== Exercise data ==
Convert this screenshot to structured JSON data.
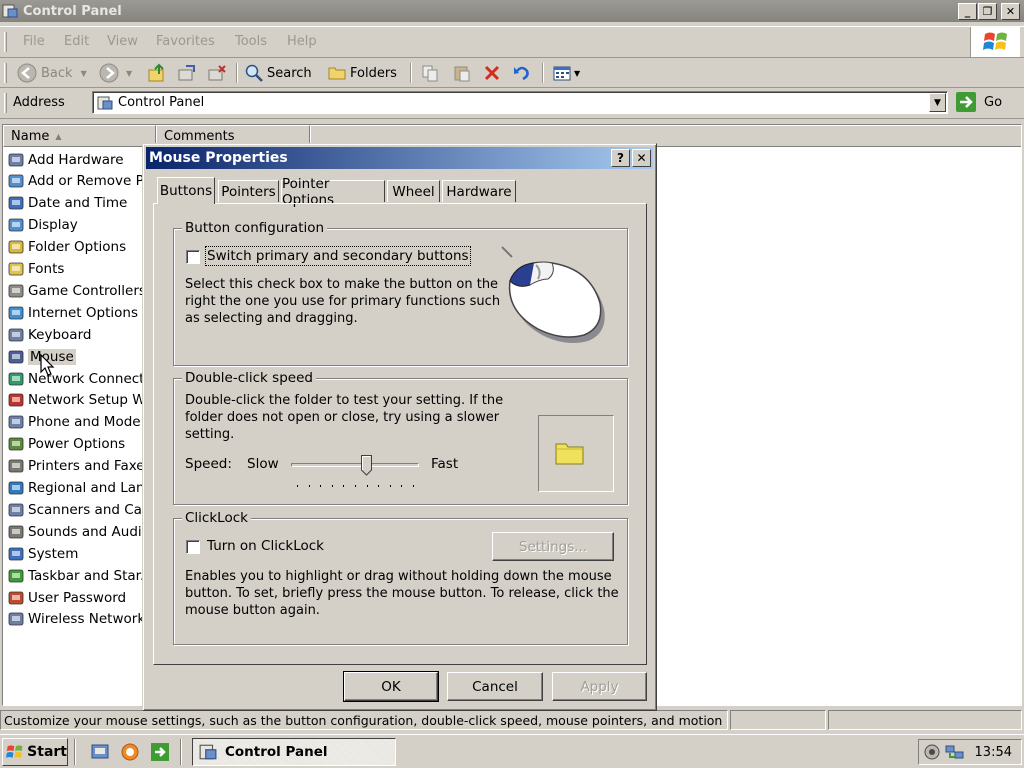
{
  "window": {
    "title": "Control Panel",
    "min_glyph": "_",
    "max_glyph": "❐",
    "close_glyph": "✕"
  },
  "menu": {
    "items": [
      "File",
      "Edit",
      "View",
      "Favorites",
      "Tools",
      "Help"
    ]
  },
  "toolbar": {
    "back_label": "Back",
    "search_label": "Search",
    "folders_label": "Folders"
  },
  "address": {
    "label": "Address",
    "value": "Control Panel",
    "go_label": "Go"
  },
  "list": {
    "columns": [
      "Name",
      "Comments"
    ],
    "items": [
      {
        "label": "Add Hardware",
        "icon": "hardware-icon"
      },
      {
        "label": "Add or Remove P...",
        "icon": "add-remove-programs-icon"
      },
      {
        "label": "Date and Time",
        "icon": "clock-icon"
      },
      {
        "label": "Display",
        "icon": "monitor-icon"
      },
      {
        "label": "Folder Options",
        "icon": "folder-options-icon"
      },
      {
        "label": "Fonts",
        "icon": "fonts-folder-icon"
      },
      {
        "label": "Game Controllers",
        "icon": "gamepad-icon"
      },
      {
        "label": "Internet Options",
        "icon": "globe-icon"
      },
      {
        "label": "Keyboard",
        "icon": "keyboard-icon"
      },
      {
        "label": "Mouse",
        "icon": "mouse-icon"
      },
      {
        "label": "Network Connect...",
        "icon": "network-icon"
      },
      {
        "label": "Network Setup W...",
        "icon": "network-setup-icon"
      },
      {
        "label": "Phone and Mode...",
        "icon": "phone-icon"
      },
      {
        "label": "Power Options",
        "icon": "power-icon"
      },
      {
        "label": "Printers and Faxes",
        "icon": "printer-icon"
      },
      {
        "label": "Regional and Lan...",
        "icon": "regional-globe-icon"
      },
      {
        "label": "Scanners and Ca...",
        "icon": "scanner-icon"
      },
      {
        "label": "Sounds and Audi...",
        "icon": "speaker-icon"
      },
      {
        "label": "System",
        "icon": "computer-icon"
      },
      {
        "label": "Taskbar and Star...",
        "icon": "taskbar-icon"
      },
      {
        "label": "User Password",
        "icon": "users-icon"
      },
      {
        "label": "Wireless Network...",
        "icon": "wireless-icon"
      }
    ],
    "selected_index": 9
  },
  "dialog": {
    "title": "Mouse Properties",
    "help_glyph": "?",
    "close_glyph": "✕",
    "tabs": [
      "Buttons",
      "Pointers",
      "Pointer Options",
      "Wheel",
      "Hardware"
    ],
    "active_tab": 0,
    "button_config": {
      "title": "Button configuration",
      "checkbox_label": "Switch primary and secondary buttons",
      "checked": false,
      "description_lines": [
        "Select this check box to make the button on the",
        "right the one you use for primary functions such",
        "as selecting and dragging."
      ]
    },
    "double_click": {
      "title": "Double-click speed",
      "description_lines": [
        "Double-click the folder to test your setting. If the",
        "folder does not open or close, try using a slower",
        "setting."
      ],
      "speed_label": "Speed:",
      "slow_label": "Slow",
      "fast_label": "Fast",
      "speed_fraction": 0.6,
      "tick_count": 11
    },
    "clicklock": {
      "title": "ClickLock",
      "checkbox_label": "Turn on ClickLock",
      "checked": false,
      "settings_label": "Settings...",
      "description_lines": [
        "Enables you to highlight or drag without holding down the mouse",
        "button. To set, briefly press the mouse button. To release, click the",
        "mouse button again."
      ]
    },
    "buttons": {
      "ok": "OK",
      "cancel": "Cancel",
      "apply": "Apply"
    }
  },
  "status": {
    "text": "Customize your mouse settings, such as the button configuration, double-click speed, mouse pointers, and motion spe"
  },
  "taskbar": {
    "start_label": "Start",
    "task_label": "Control Panel",
    "clock": "13:54"
  },
  "colors": {
    "dialog_title_start": "#0a246a",
    "dialog_title_end": "#a6caf0",
    "face": "#d4d0c8"
  }
}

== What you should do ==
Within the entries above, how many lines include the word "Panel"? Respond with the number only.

== Result of the exercise ==
3